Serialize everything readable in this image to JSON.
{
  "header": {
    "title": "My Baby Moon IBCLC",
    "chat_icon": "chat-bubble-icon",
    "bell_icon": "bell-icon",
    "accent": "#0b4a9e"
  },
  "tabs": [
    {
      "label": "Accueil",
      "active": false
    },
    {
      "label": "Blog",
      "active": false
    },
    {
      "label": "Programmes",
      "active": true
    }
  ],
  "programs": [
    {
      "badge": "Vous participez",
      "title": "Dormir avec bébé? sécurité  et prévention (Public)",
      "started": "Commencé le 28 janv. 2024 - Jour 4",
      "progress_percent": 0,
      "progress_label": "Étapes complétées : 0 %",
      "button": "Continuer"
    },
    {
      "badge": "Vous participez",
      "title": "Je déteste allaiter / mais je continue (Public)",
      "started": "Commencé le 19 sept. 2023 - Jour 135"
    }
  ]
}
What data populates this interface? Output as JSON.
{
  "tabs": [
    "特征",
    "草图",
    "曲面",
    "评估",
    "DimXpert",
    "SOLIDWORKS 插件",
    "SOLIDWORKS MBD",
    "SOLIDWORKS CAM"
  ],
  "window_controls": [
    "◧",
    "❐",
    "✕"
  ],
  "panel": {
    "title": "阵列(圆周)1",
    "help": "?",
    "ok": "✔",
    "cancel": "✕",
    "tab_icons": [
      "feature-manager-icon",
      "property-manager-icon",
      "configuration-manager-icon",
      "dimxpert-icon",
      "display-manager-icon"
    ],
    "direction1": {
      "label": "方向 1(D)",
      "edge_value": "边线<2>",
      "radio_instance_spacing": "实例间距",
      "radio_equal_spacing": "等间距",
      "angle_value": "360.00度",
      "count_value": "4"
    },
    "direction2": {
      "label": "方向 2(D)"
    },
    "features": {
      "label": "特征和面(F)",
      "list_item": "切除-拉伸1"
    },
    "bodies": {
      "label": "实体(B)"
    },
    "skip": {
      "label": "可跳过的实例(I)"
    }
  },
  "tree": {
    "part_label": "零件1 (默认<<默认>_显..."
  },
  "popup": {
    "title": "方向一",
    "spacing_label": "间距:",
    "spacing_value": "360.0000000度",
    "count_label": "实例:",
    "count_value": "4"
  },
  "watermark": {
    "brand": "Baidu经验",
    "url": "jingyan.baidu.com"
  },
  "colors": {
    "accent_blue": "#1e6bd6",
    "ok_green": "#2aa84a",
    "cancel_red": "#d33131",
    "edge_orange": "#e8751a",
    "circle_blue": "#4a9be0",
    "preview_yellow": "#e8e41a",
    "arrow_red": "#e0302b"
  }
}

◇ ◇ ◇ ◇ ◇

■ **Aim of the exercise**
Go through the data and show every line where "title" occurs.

■ **Response**
    "title": "My Baby Moon IBCLC",
      "title": "Dormir avec bébé? sécurité  et prévention (Public)",
      "title": "Je déteste allaiter / mais je continue (Public)",
    "title": "阵列(圆周)1",
    "title": "方向一",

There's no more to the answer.